  • The practice had clearly defined governance systems that promoted patient safety. One example was the way in which the practice recorded all patient interactions, requests, queries, messages and responses to these on the electronic patient record system, giving an auditable trail for review.
  • Clinical audit drove improvement. All staff were engaged in continuous improvement through training. Both the practice manager and the patient services supervisor had studied Productive General Practice through the NHS Institute of Innovation and Improvement. Learning from this had been applied within the practice.
  • The way in which the practice engaged with patients helped patients take ownership of their healthcare needs. Patients told us they received high quality care that was compassionate and met their needs.
  • The practice was able to demonstrate that they were truly responsive to patients’ needs. Plans to host services in the practice reflected the demand for those services. For example, community mental health team services, counselling services.
  • The practice was well-led. Leaders worked to analyse and forecast patient demand and contracted services accordingly. This included the use of an intermediary care bed service, where patients could receive support between leaving hospital and returning home. Figures showed this service was well-used helping prevent hospital admission and reducing the length of time a patient would typically spend on a hospital ward.

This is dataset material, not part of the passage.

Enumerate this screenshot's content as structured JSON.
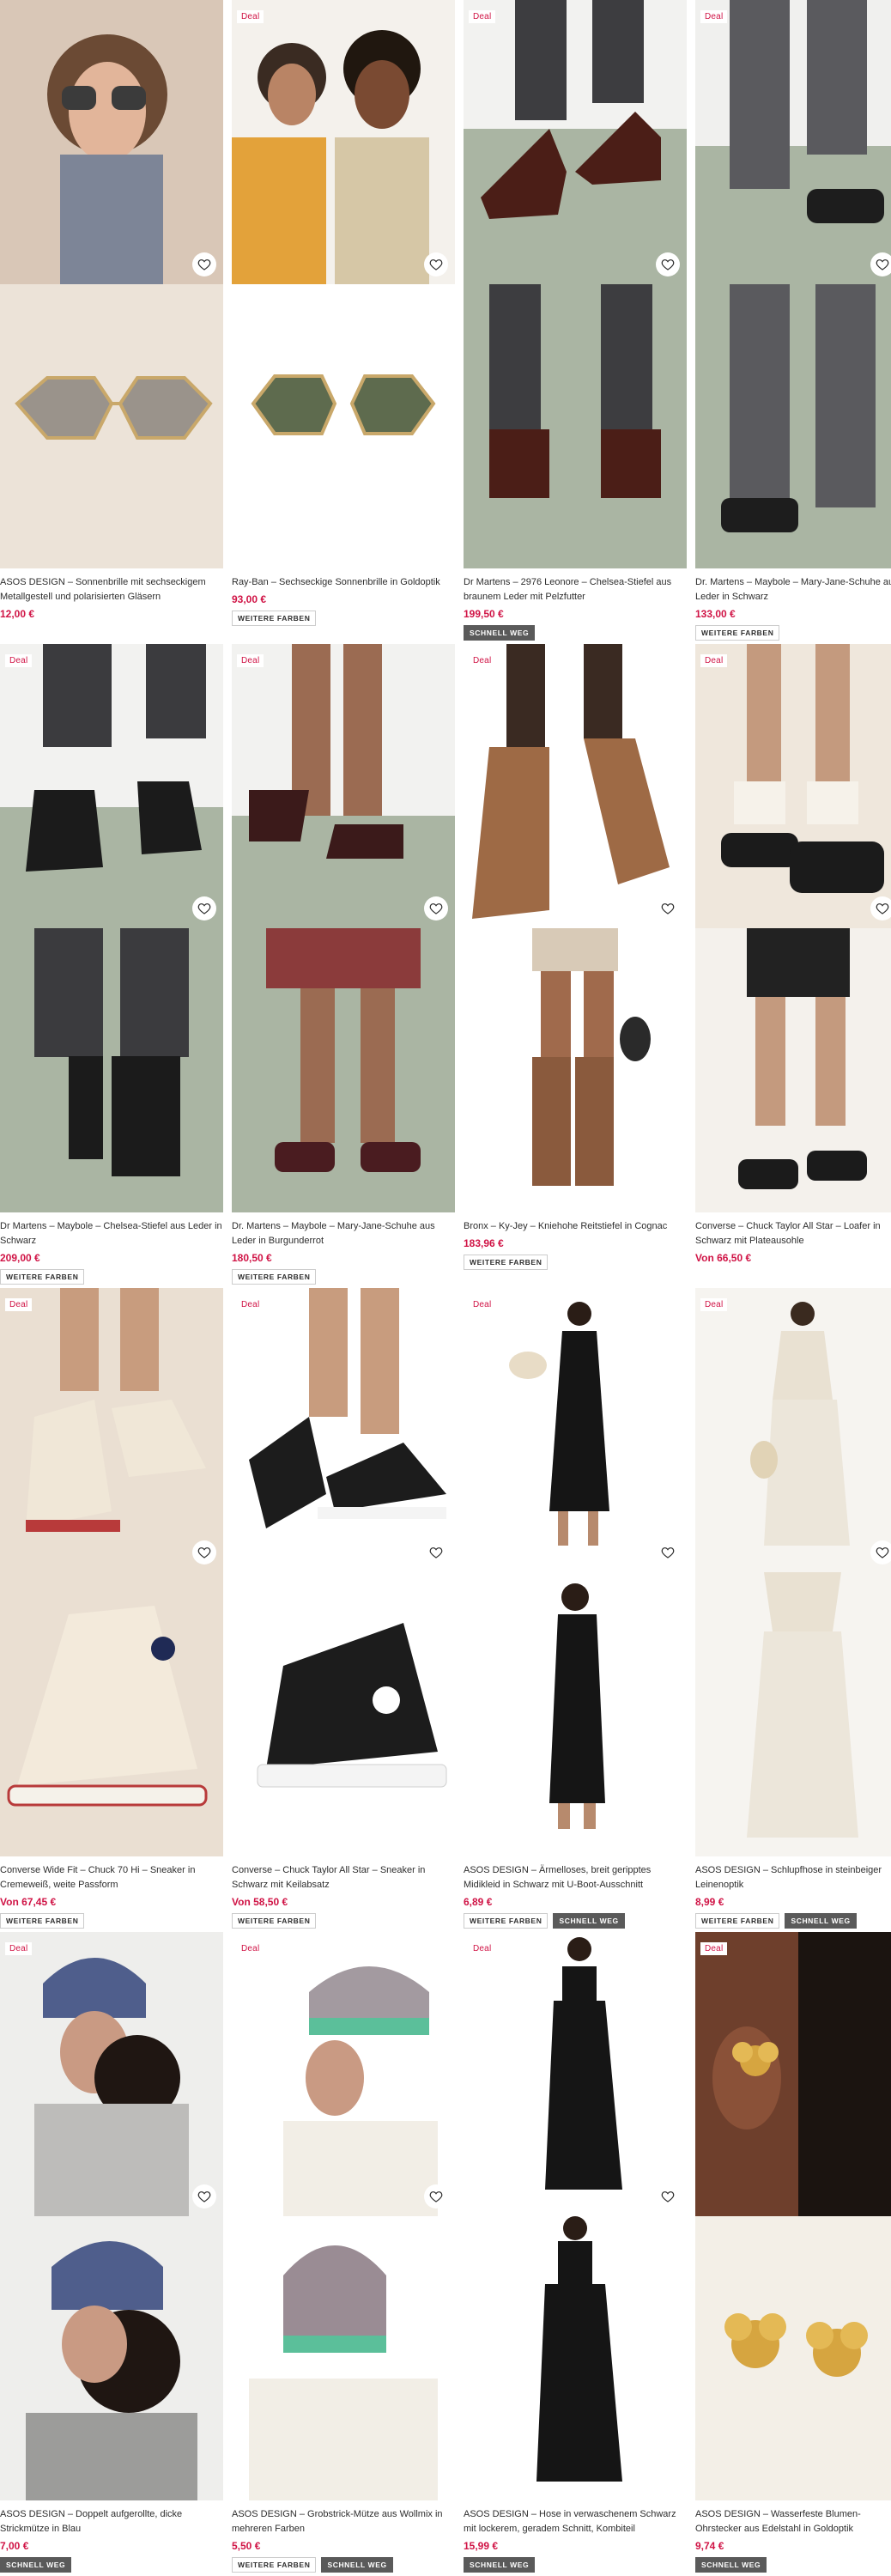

Professor Steve Field (CBE FRCP FFPH FRCGP) 

Chief Inspector of General Practice